I have been carefully watching what is going on in our country, since the virus epidemic started. Governors that refused to shut down beaches because of the economic drain it would cause if they lost the Spring Breakers. The Spring Breakers that refused to stop partying and ignored physically distancing guidelines. People that seemed to believe that none of this applied to them, just because their state, for a moment didn’t have a lot of cases. States, that even when beseeched by the federal government to issue “stay at home” edicts, refused to do so. People refusing to stay home and still out shopping and socializing as if there was no risk at all.
Americans cannot help themselves – they eat until obesity takes their health. They shop and run up credit card debt until they can’t pay, and then file for debt relief. They refuse to buy health insurance, saying they cannot afford it, yet they are driving a new car. They say that they can’t afford to save for retirement, and they act like it is not their fault that they have no savings when they are not able to continue working. There are those that work just long enough until they qualify for social security disability, then work for cash and don’t report it as income.
We have become a nation lacking in self discipline. Now that we have a crisis, it is quite apparent that we can’t discipline ourselves even for our own good, and certainly not the good of others. The economy is temporarily broken and people are out of work, wondering how they will meet the bills, as if they have never heard of having an emergency account. Small businesses are going under, because they can’t open and are undercapitalized to survive. People have never learned to cook, so they are depending on delivery services and drive thru fast food to survive.
Generations before us had self discipline because there wasn’t any choice. There were no credit cards, so they had to wait to buy something until they could afford it. They saved their money, instead of frivolously spending it on things they didn’t really need. They learned to make do. They didn’t have to go to the gym, because they worked out keeping their lives going. Back in my grandparents day, they didn’t have social security disability, so if you got hurt doing what you used to do, you found something else to do so you could earn money. People prided themselves on self sufficiency, because to accept help was shameful. You did not want to be charity case.

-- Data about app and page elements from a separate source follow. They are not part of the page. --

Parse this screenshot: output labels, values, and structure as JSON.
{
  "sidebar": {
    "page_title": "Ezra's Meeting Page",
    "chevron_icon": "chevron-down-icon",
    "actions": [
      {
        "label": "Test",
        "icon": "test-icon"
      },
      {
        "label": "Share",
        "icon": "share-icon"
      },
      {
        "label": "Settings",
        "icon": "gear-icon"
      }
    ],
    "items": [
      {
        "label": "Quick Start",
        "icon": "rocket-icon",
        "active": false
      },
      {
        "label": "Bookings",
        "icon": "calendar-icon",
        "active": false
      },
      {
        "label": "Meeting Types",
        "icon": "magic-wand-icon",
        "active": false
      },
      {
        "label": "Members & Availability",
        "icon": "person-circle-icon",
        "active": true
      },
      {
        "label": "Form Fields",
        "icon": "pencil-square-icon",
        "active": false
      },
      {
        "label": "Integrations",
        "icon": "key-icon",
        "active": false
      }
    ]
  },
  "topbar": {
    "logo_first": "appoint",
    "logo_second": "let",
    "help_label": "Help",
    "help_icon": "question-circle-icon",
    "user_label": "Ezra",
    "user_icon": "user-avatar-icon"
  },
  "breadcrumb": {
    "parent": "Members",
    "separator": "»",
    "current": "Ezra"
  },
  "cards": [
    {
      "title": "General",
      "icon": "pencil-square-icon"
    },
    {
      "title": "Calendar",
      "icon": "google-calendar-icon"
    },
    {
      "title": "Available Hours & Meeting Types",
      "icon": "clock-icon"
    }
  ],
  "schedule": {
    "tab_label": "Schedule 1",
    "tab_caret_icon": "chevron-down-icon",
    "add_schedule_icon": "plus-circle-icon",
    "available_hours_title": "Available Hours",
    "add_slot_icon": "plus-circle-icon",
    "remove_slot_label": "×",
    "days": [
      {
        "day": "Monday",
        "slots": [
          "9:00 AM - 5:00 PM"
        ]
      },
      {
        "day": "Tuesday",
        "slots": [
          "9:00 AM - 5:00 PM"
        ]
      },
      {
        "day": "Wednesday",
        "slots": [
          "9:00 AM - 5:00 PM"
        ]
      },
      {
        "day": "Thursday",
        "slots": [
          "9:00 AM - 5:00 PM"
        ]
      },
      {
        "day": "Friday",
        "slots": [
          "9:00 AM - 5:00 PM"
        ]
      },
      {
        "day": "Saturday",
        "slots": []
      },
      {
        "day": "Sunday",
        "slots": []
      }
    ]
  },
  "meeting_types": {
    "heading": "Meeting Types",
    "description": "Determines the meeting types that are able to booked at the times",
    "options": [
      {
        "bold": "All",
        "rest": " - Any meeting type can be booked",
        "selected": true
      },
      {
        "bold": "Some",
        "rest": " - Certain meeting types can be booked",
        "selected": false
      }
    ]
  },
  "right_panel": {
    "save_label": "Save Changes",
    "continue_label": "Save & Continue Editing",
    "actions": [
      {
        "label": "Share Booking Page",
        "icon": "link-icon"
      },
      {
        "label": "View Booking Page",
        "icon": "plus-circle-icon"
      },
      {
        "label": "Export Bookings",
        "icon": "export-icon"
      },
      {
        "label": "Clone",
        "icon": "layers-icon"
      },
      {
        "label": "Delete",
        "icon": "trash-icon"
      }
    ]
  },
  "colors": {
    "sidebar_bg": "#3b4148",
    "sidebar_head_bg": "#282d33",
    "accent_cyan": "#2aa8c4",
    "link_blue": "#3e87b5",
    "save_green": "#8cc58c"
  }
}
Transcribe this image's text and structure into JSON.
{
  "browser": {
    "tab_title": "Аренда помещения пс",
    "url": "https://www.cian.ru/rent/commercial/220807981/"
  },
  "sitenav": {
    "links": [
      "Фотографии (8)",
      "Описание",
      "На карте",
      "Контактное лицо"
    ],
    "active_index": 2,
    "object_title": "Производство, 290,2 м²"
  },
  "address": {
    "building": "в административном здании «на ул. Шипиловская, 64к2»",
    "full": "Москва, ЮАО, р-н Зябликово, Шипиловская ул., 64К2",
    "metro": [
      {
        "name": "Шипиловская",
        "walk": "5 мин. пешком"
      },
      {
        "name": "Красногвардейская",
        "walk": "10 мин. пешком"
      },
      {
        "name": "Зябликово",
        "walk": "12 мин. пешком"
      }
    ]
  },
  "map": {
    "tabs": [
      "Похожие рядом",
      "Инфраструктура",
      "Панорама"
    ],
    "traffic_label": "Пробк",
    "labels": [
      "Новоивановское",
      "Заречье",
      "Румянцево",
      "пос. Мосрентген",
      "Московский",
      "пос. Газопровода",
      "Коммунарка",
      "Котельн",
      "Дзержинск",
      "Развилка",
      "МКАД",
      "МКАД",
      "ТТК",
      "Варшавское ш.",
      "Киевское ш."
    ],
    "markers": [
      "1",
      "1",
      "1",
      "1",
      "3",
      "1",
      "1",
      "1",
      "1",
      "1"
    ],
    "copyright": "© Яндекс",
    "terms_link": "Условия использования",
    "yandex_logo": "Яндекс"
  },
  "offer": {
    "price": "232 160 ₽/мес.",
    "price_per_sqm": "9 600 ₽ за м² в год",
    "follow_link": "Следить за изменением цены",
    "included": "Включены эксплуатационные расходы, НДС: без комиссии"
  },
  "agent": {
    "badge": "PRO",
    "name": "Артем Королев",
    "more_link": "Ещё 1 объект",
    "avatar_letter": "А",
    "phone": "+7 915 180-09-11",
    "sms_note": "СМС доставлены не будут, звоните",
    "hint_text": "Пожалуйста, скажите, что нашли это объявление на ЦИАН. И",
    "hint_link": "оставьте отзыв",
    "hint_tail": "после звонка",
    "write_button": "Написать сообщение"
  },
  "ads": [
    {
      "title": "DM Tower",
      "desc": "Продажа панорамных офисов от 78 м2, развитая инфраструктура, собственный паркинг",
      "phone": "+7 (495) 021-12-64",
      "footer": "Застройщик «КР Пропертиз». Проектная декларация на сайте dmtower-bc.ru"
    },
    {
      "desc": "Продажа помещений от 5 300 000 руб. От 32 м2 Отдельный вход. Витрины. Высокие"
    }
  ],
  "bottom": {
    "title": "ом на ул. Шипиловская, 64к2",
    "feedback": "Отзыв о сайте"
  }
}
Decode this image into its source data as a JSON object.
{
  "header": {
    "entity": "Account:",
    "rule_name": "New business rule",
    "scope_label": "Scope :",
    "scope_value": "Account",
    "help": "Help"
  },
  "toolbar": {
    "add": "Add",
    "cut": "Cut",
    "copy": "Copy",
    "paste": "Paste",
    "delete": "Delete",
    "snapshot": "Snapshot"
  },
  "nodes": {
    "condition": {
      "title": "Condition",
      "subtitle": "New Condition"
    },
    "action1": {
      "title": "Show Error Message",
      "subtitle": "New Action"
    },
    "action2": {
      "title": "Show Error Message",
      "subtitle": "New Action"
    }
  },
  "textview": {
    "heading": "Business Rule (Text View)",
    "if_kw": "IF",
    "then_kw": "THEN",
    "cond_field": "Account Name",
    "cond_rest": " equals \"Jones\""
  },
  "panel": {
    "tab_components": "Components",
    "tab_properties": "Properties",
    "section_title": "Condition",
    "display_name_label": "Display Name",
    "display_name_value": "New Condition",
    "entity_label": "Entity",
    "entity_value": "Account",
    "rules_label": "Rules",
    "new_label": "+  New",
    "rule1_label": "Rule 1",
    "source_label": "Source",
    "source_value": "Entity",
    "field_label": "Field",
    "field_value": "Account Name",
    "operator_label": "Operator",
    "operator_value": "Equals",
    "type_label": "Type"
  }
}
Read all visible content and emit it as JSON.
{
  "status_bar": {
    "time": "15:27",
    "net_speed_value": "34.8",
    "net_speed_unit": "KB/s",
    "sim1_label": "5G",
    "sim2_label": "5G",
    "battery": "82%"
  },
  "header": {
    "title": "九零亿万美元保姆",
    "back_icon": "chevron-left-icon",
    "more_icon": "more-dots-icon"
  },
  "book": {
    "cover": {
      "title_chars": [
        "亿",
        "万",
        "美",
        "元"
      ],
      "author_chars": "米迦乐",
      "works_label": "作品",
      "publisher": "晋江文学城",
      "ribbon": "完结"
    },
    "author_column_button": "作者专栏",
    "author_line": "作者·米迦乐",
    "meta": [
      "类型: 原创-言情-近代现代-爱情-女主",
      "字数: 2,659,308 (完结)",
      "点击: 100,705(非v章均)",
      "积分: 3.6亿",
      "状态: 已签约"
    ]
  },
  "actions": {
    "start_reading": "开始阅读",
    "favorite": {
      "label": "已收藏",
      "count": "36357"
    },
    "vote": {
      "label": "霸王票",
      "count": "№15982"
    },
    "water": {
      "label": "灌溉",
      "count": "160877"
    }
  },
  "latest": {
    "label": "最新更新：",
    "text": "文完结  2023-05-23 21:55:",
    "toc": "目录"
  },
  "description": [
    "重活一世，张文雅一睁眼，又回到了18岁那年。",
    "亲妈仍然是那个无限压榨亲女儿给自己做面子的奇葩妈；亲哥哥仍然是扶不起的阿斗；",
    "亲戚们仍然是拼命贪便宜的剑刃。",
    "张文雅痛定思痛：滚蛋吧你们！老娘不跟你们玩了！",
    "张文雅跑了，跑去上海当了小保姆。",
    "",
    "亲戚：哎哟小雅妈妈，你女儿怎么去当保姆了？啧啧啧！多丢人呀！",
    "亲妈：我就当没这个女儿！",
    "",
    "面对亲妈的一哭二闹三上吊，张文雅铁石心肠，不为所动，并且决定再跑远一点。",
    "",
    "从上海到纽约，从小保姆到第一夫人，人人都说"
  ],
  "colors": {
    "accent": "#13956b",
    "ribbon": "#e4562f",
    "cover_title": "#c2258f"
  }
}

We are no longer a nation of self disciplined individuals and the younger we are, the less self disciplined we are. We have grown up in a time of abundance. The adults in our lives have provided us with everything we wanted, as soon as we wanted it. We value our wants, over our needs. We value our personal needs over the needs of others. We value quantity over quality. We no longer care how we will be judged by others, because we are taught that the only opinion that matters is our own.
So we come to the virus, and we should be surprised by the attitudes of many that seem to believe this illness has nothing to do with us. If we are asked to stay home, we do so if it suits us, no matter the consequences. We may or may not physical distance ourselves, we may or not may not wear masks if we are asked. We will self-justify our behaviors because at the end of they day, no matter what we say, we believe that what we want is all that matters.
Some of us hope that this virus will serve as a wake up call for our self serving attitudes. We hope that it will make us wake up to personal responsibility and stop thinking that someone else will take care of the problem, with only minor inconvenience to us. Make us realize that throwing money at a problem isn’t the only possible solution. We hope these things, but I don’t believe it will happen. Once the crisis is over, we will continue to lack self discipline. We are utterly incapable of showing the same strength of character that previous generations have shown in times of crisis. And that should be the wake up call we all heed and regain our self discipline.
Until next time, Elsie